▶ AIM OF THE TASK
Please retype the data in full, exactly as given.

:: MATERIAL SHOWN ::

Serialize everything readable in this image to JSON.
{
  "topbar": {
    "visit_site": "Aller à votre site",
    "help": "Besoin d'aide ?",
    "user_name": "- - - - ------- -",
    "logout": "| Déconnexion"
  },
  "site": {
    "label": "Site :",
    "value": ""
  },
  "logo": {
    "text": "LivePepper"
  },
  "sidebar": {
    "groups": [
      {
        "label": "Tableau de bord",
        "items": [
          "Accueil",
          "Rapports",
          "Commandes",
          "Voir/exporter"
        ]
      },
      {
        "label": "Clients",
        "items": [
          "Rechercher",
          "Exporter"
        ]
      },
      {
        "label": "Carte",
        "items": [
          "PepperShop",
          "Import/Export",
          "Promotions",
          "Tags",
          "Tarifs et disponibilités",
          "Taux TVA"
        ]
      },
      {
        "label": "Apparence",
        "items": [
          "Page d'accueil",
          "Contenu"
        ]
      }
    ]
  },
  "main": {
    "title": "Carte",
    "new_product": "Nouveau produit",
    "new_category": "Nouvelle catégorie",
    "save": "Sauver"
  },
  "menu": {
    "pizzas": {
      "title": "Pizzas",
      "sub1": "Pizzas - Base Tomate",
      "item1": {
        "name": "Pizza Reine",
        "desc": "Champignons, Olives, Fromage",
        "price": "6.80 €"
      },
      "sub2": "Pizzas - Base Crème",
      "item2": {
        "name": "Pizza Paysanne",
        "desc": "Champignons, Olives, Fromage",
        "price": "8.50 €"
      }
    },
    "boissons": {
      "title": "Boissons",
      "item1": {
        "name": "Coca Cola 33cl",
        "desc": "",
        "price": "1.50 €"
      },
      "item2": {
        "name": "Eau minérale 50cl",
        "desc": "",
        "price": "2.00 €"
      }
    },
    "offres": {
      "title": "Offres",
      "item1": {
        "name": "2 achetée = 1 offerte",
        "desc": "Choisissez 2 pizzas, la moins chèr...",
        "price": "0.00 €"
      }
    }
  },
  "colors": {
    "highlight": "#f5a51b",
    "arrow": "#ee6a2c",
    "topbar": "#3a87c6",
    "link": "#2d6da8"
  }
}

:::

▶ SOLUTION BELOW
Serialize everything readable in this image to JSON.
{
  "topbar": {
    "visit_site": "Aller à votre site",
    "help": "Besoin d'aide ?",
    "user_name": "- - - - ------- -",
    "logout": "| Déconnexion"
  },
  "site": {
    "label": "Site :",
    "value": ""
  },
  "logo": {
    "text": "LivePepper"
  },
  "sidebar": {
    "groups": [
      {
        "label": "Tableau de bord",
        "items": [
          "Accueil",
          "Rapports",
          "Commandes",
          "Voir/exporter"
        ]
      },
      {
        "label": "Clients",
        "items": [
          "Rechercher",
          "Exporter"
        ]
      },
      {
        "label": "Carte",
        "items": [
          "PepperShop",
          "Import/Export",
          "Promotions",
          "Tags",
          "Tarifs et disponibilités",
          "Taux TVA"
        ]
      },
      {
        "label": "Apparence",
        "items": [
          "Page d'accueil",
          "Contenu"
        ]
      }
    ]
  },
  "main": {
    "title": "Carte",
    "new_product": "Nouveau produit",
    "new_category": "Nouvelle catégorie",
    "save": "Sauver"
  },
  "menu": {
    "pizzas": {
      "title": "Pizzas",
      "sub1": "Pizzas - Base Tomate",
      "item1": {
        "name": "Pizza Reine",
        "desc": "Champignons, Olives, Fromage",
        "price": "6.80 €"
      },
      "sub2": "Pizzas - Base Crème",
      "item2": {
        "name": "Pizza Paysanne",
        "desc": "Champignons, Olives, Fromage",
        "price": "8.50 €"
      }
    },
    "boissons": {
      "title": "Boissons",
      "item1": {
        "name": "Coca Cola 33cl",
        "desc": "",
        "price": "1.50 €"
      },
      "item2": {
        "name": "Eau minérale 50cl",
        "desc": "",
        "price": "2.00 €"
      }
    },
    "offres": {
      "title": "Offres",
      "item1": {
        "name": "2 achetée = 1 offerte",
        "desc": "Choisissez 2 pizzas, la moins chèr...",
        "price": "0.00 €"
      }
    }
  },
  "colors": {
    "highlight": "#f5a51b",
    "arrow": "#ee6a2c",
    "topbar": "#3a87c6",
    "link": "#2d6da8"
  }
}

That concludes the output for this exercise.